There is hope in some novel drugs to treat AD. Because the disease results from the build up of Amyloid in nerve cells, a promising approach is to block the production of this protein. In addition, there is intriguing research into the concept of surgically implanting stem cells into especially damaged brain areas.  This possible cure is a central element that I used in the plot for my new novel, Dead End Deal.

Cures and treatments for diseases like AD are very expensive to develop, (millions upon tens of millions of dollars of R&D) with the resulting payoff even greater (billions of dollars of revenue for the “drug” or the “procedure”) often creating entire new branches of medicine, with thousands upon thousands of new jobs.  This high risk / high reward fact of life for medical researchers and practitioners like me is a natural stage for heroes, villains and high-stakes drama.  I try to capture that in my Thrillers, but the true high-stakes drama on the medical treatment/development stage is much more exciting than any fiction; the heroes are by far much more worthy of praise (though they often go unnoticed).  I like to see my books as homage to them, at least in some small way.

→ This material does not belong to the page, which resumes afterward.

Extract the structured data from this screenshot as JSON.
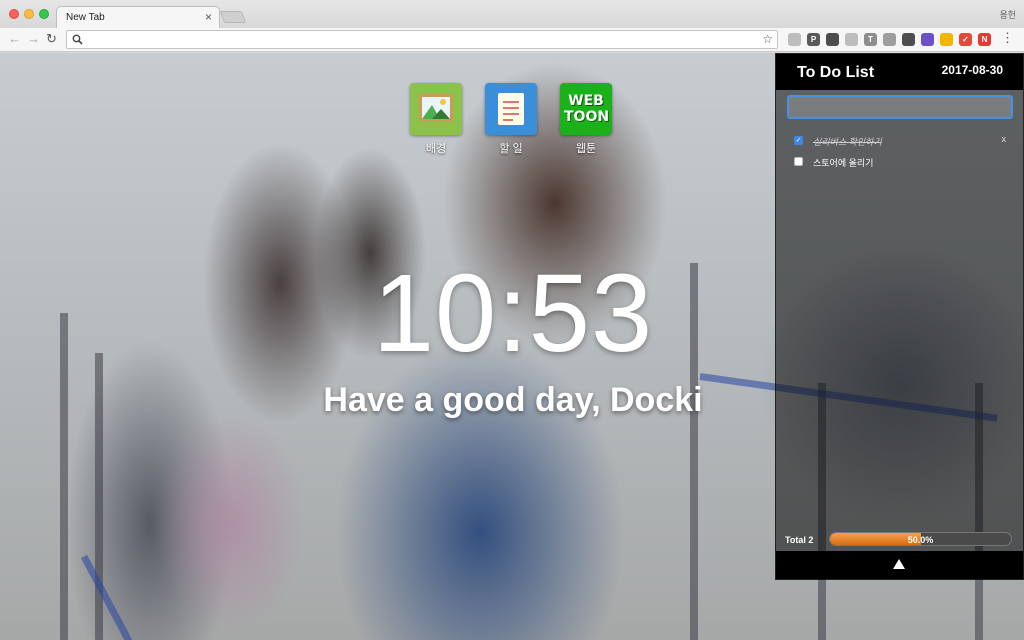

  Dead End Deal:

Title: Dead End Deal
Author: Allen Wyler
Publisher: Astor + Blue Editions
Publication Date: March 13, 2012

World renowned neurosurgeon Jon Ritter is on the verge of a medical breakthrough that will change the world. His groundbreaking surgical treatment, using transplanted non-human stem cells, is set to eradicate the scourge of Alzheimer’s disease and give hope to millions. But when the procedure is slated for testing, it all comes to an abrupt and terrifying halt. Ritter’s colleague is gunned down and Ritter himself is threatened by a radical anti-abortion group that not only claims responsibility, but promises more of the same.

Faced with a dangerous reality but determined to succeed, Ritter turns to his long-time colleague, corporate biotech CEO Richard Stillman, for help. Together, they conspire to conduct a clandestine clinical trial in Seoul, Korea. But the danger is more determined, and more lethal, than Ritter could have imagined.

After successful surgical trials, Ritter and his allies are thrown into a horrifying nightmare scenario: The trial patients have been murdered and Ritter is the number one suspect. Aided by his beautiful lab assistant, Yeonhee, Ritter flees the country, now the target of an international manhunt involving Interpol, the FBI, zealous fanatics and a coldly efficient assassin named Fiest.

Find Dead End Deal Online:

Happy reading until next time!